The Modernism and Alternate Spiritualities symposium, held at the Royal College of Art, was a day brimming with rich discourse on what the focussed study of personal and organised belief systems can provide to the expanding understanding of the literary, arts and social movements of modernity. Despite the seemingly niche nature of the symposium’s guiding […]
How much Bauhaus is too much Bauhaus? A question many Germans might have asked themselves this year as every street corner in every village attempted to prove a link modernism’s most famous institution.
The artistic experimentation and innovation within the space of the domestic speaks to Bauhaus’s relationship with functionality, a sense of home, modernity, domesticity, space and interiority.

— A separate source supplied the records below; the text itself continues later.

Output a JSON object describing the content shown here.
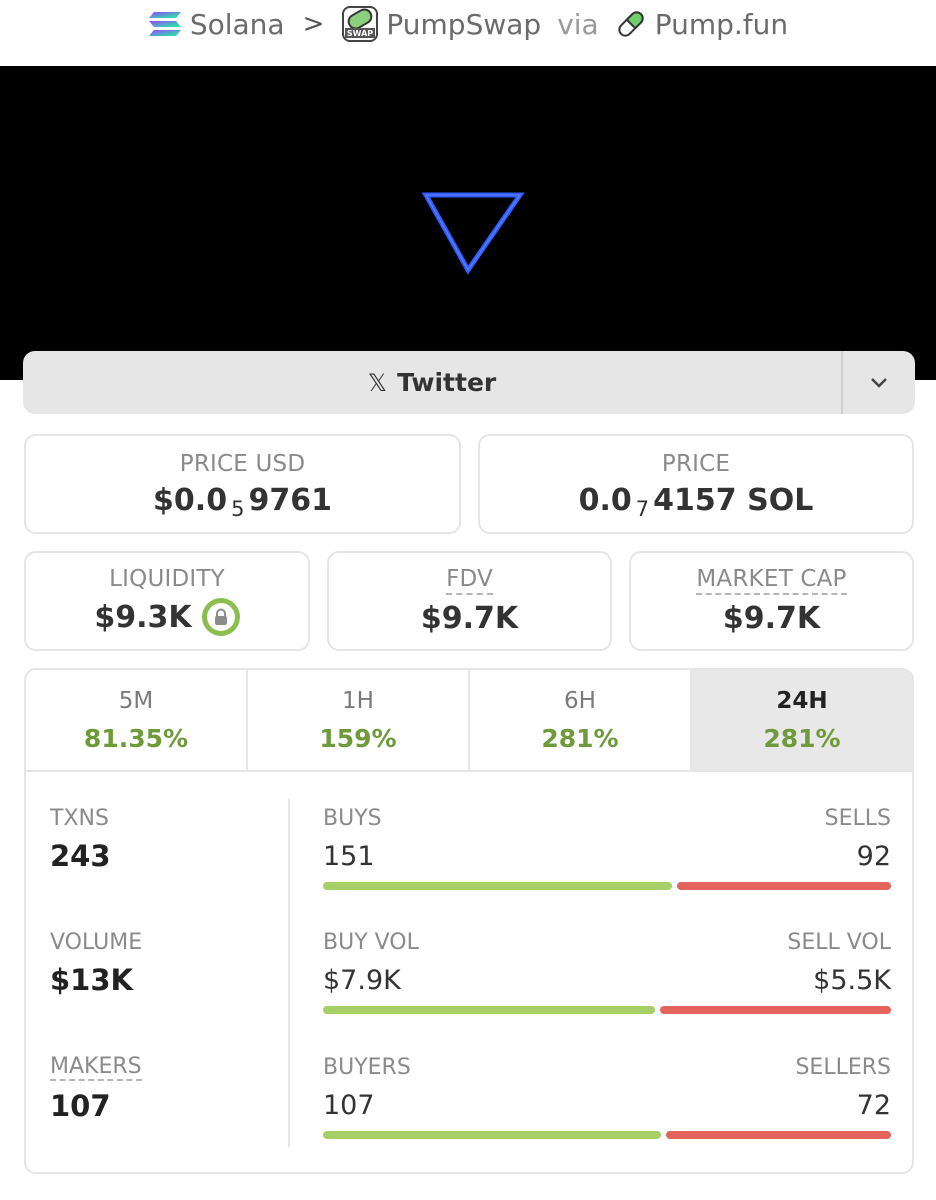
{
  "breadcrumb": {
    "chain": "Solana",
    "separator": ">",
    "dex": "PumpSwap",
    "via": "via",
    "source": "Pump.fun"
  },
  "banner": {
    "logo": "blue-inverted-triangle-icon"
  },
  "social": {
    "icon": "x-icon",
    "label": "Twitter",
    "toggle_icon": "chevron-down-icon"
  },
  "price_usd": {
    "label": "PRICE USD",
    "prefix": "$0.0",
    "zeros": "5",
    "digits": "9761"
  },
  "price_native": {
    "label": "PRICE",
    "prefix": "0.0",
    "zeros": "7",
    "digits": "4157 SOL"
  },
  "liquidity": {
    "label": "LIQUIDITY",
    "value": "$9.3K",
    "icon": "lock-icon"
  },
  "fdv": {
    "label": "FDV",
    "value": "$9.7K"
  },
  "market_cap": {
    "label": "MARKET CAP",
    "value": "$9.7K"
  },
  "timeframes": [
    {
      "label": "5M",
      "change": "81.35%"
    },
    {
      "label": "1H",
      "change": "159%"
    },
    {
      "label": "6H",
      "change": "281%"
    },
    {
      "label": "24H",
      "change": "281%",
      "active": true
    }
  ],
  "totals": {
    "txns": {
      "label": "TXNS",
      "value": "243"
    },
    "volume": {
      "label": "VOLUME",
      "value": "$13K"
    },
    "makers": {
      "label": "MAKERS",
      "value": "107"
    }
  },
  "splits": {
    "txns": {
      "left_label": "BUYS",
      "right_label": "SELLS",
      "left_value": "151",
      "right_value": "92",
      "buy_fraction": 0.62
    },
    "volume": {
      "left_label": "BUY VOL",
      "right_label": "SELL VOL",
      "left_value": "$7.9K",
      "right_value": "$5.5K",
      "buy_fraction": 0.59
    },
    "makers": {
      "left_label": "BUYERS",
      "right_label": "SELLERS",
      "left_value": "107",
      "right_value": "72",
      "buy_fraction": 0.6
    }
  },
  "colors": {
    "positive": "#6e9a3a",
    "buy_bar": "#a6cf67",
    "sell_bar": "#e2645d",
    "accent_blue": "#2f5cff"
  }
}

The William Morris Gallery’s compact but eye-opening exhibitions in their temporary gallery space never disappoint – and Pioneers: William Morris and the Bauhaus is no exception.
Themes of domesticity underlie this exhibition, highlighting the complex ways that motherhood and domestic spaces go hand in hand in our collective imaginary.

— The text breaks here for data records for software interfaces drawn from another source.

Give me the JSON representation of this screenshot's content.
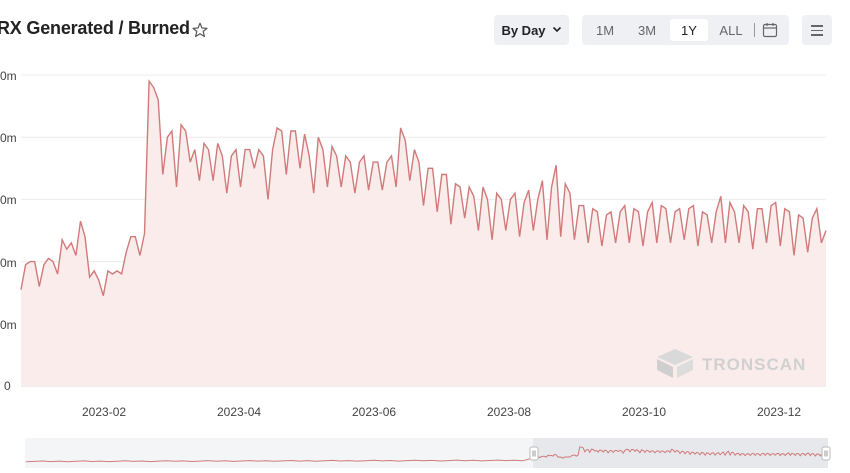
{
  "header": {
    "title": "RX Generated / Burned",
    "star_icon": "star-icon",
    "period_label": "By Day",
    "ranges": [
      "1M",
      "3M",
      "1Y",
      "ALL"
    ],
    "active_range": "1Y",
    "calendar_icon": "calendar-icon",
    "menu_icon": "hamburger-icon"
  },
  "chart_data": {
    "type": "area",
    "y_tick_labels": [
      "0m",
      "0m",
      "0m",
      "0m",
      "0m",
      "0"
    ],
    "x_tick_labels": [
      "2023-02",
      "2023-04",
      "2023-06",
      "2023-08",
      "2023-10",
      "2023-12"
    ],
    "line_color": "#d07a7a",
    "fill_color": "#fbecec",
    "grid": true,
    "note": "y tick values are cropped at the left edge; values are relative units (0 to 5 gridline steps)",
    "series": [
      {
        "values": [
          1.55,
          1.95,
          2.0,
          2.0,
          1.6,
          1.95,
          2.05,
          2.0,
          1.8,
          2.35,
          2.2,
          2.3,
          2.1,
          2.65,
          2.4,
          1.75,
          1.85,
          1.7,
          1.45,
          1.85,
          1.8,
          1.85,
          1.8,
          2.15,
          2.4,
          2.4,
          2.1,
          2.45,
          4.9,
          4.8,
          4.6,
          3.4,
          4.0,
          4.1,
          3.2,
          4.2,
          4.1,
          3.6,
          3.8,
          3.3,
          3.9,
          3.8,
          3.3,
          3.9,
          3.7,
          3.1,
          3.7,
          3.8,
          3.2,
          3.8,
          3.8,
          3.5,
          3.8,
          3.7,
          3.0,
          3.8,
          4.15,
          4.1,
          3.4,
          4.1,
          4.1,
          3.5,
          4.05,
          3.7,
          3.1,
          4.0,
          3.8,
          3.2,
          3.85,
          3.7,
          3.2,
          3.7,
          3.6,
          3.1,
          3.6,
          3.7,
          3.15,
          3.6,
          3.6,
          3.15,
          3.6,
          3.7,
          3.2,
          4.15,
          3.95,
          3.3,
          3.8,
          3.6,
          2.9,
          3.5,
          3.5,
          2.8,
          3.4,
          3.4,
          2.6,
          3.25,
          3.2,
          2.7,
          3.2,
          3.05,
          2.5,
          3.2,
          3.0,
          2.35,
          3.1,
          3.0,
          2.5,
          3.0,
          3.1,
          2.4,
          2.95,
          3.15,
          2.5,
          3.0,
          3.3,
          2.35,
          3.2,
          3.55,
          2.4,
          3.25,
          3.1,
          2.35,
          2.9,
          2.9,
          2.3,
          2.85,
          2.8,
          2.25,
          2.75,
          2.8,
          2.3,
          2.8,
          2.9,
          2.3,
          2.85,
          2.8,
          2.25,
          2.8,
          2.95,
          2.3,
          2.9,
          2.85,
          2.3,
          2.8,
          2.85,
          2.35,
          2.85,
          2.9,
          2.25,
          2.8,
          2.75,
          2.3,
          2.8,
          3.05,
          2.3,
          2.95,
          2.8,
          2.3,
          2.9,
          2.8,
          2.2,
          2.85,
          2.85,
          2.3,
          2.9,
          2.95,
          2.25,
          2.85,
          2.8,
          2.1,
          2.75,
          2.7,
          2.15,
          2.7,
          2.85,
          2.3,
          2.5
        ]
      }
    ]
  },
  "watermark": {
    "text": "TRONSCAN",
    "icon": "tronscan-logo-icon"
  }
}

Offering a critique of imperialist thought, Edward Said’s Orientalism created a paradigmatic shift in understanding the relationship between Western (Occidental) and non-Western (Oriental) cultures. Yet Orientalism still pervades mainstream representations of non-Western cultures, which oscillate between intense fetishization and demonization, often in almost the same breath. See for example Dalia Dawood’s description of the Aladdin […]

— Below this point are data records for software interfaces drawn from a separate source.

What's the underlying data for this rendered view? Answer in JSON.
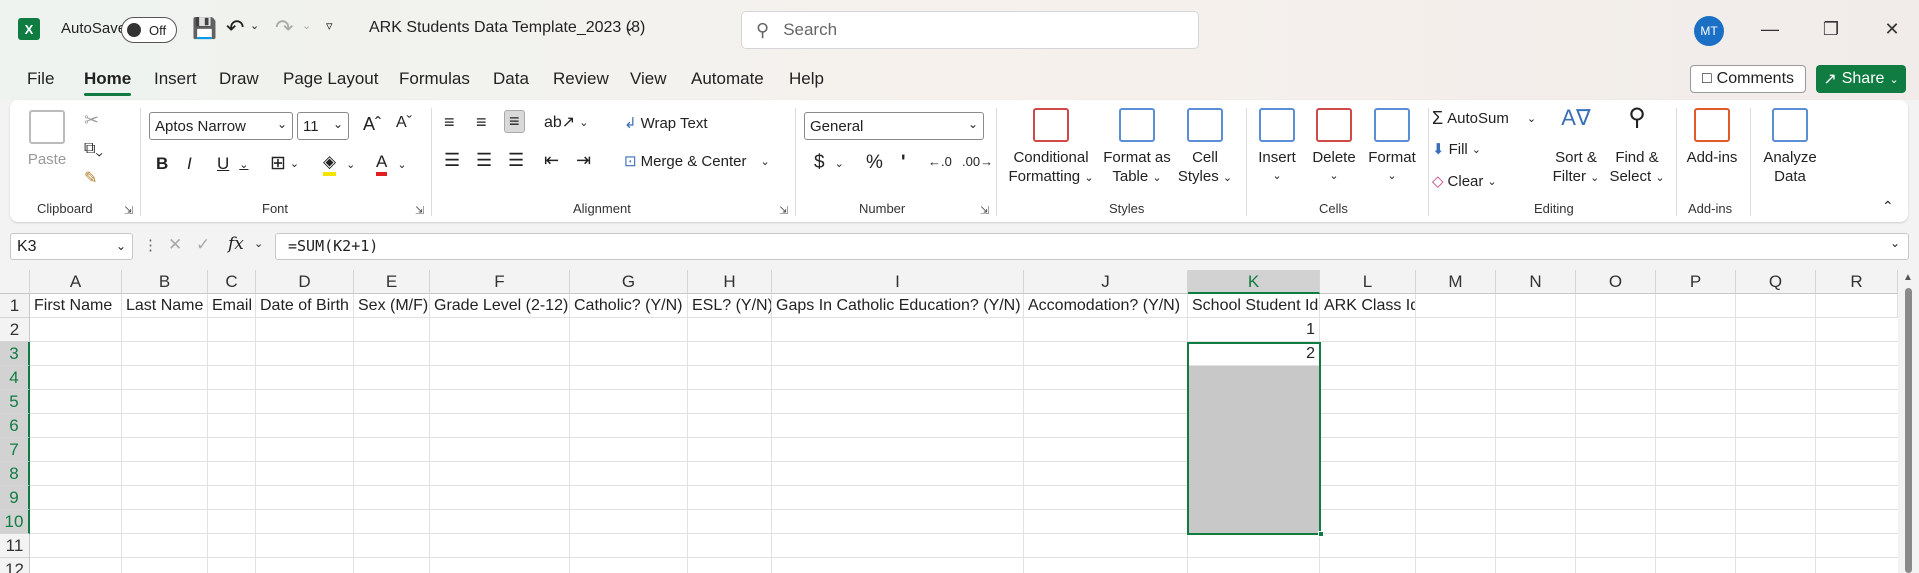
{
  "titlebar": {
    "app_logo": "X",
    "autosave_label": "AutoSave",
    "autosave_state": "Off",
    "doc_title": "ARK Students Data Template_2023 (8)",
    "search_placeholder": "Search",
    "avatar_initials": "MT"
  },
  "menu": {
    "items": [
      "File",
      "Home",
      "Insert",
      "Draw",
      "Page Layout",
      "Formulas",
      "Data",
      "Review",
      "View",
      "Automate",
      "Help"
    ],
    "comments_label": "Comments",
    "share_label": "Share"
  },
  "ribbon": {
    "clipboard": {
      "paste": "Paste",
      "label": "Clipboard"
    },
    "font": {
      "name": "Aptos Narrow",
      "size": "11",
      "label": "Font"
    },
    "alignment": {
      "wrap": "Wrap Text",
      "merge": "Merge & Center",
      "label": "Alignment"
    },
    "number": {
      "format": "General",
      "label": "Number"
    },
    "styles": {
      "conditional": "Conditional",
      "conditional2": "Formatting",
      "format_table": "Format as",
      "format_table2": "Table",
      "cell_styles": "Cell",
      "cell_styles2": "Styles",
      "label": "Styles"
    },
    "cells": {
      "insert": "Insert",
      "delete": "Delete",
      "format": "Format",
      "label": "Cells"
    },
    "editing": {
      "autosum": "AutoSum",
      "fill": "Fill",
      "clear": "Clear",
      "sort": "Sort &",
      "sort2": "Filter",
      "find": "Find &",
      "find2": "Select",
      "label": "Editing"
    },
    "addins": {
      "addins": "Add-ins",
      "label": "Add-ins",
      "analyze": "Analyze",
      "analyze2": "Data"
    }
  },
  "formula_bar": {
    "name_box": "K3",
    "formula": "=SUM(K2+1)"
  },
  "sheet": {
    "columns": [
      "A",
      "B",
      "C",
      "D",
      "E",
      "F",
      "G",
      "H",
      "I",
      "J",
      "K",
      "L",
      "M",
      "N",
      "O",
      "P",
      "Q",
      "R"
    ],
    "rows": [
      "1",
      "2",
      "3",
      "4",
      "5",
      "6",
      "7",
      "8",
      "9",
      "10",
      "11",
      "12"
    ],
    "headers": [
      "First Name",
      "Last Name",
      "Email",
      "Date of Birth",
      "Sex (M/F)",
      "Grade Level (2-12)",
      "Catholic? (Y/N)",
      "ESL? (Y/N)",
      "Gaps In Catholic Education? (Y/N)",
      "Accomodation? (Y/N)",
      "School Student Id",
      "ARK Class Id"
    ],
    "k2": "1",
    "k3": "2",
    "active_cell": "K3"
  },
  "colors": {
    "accent": "#107c41",
    "selection_shade": "#c8c8c8"
  }
}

As is evidenced by Guess Who’s Coming To Dinner Too?, the process of acknowledging and voicing forgotten (or erased) histories of the oppressed in order to engender a form of dignity is at the core of Kaersenhout’s artistic practice.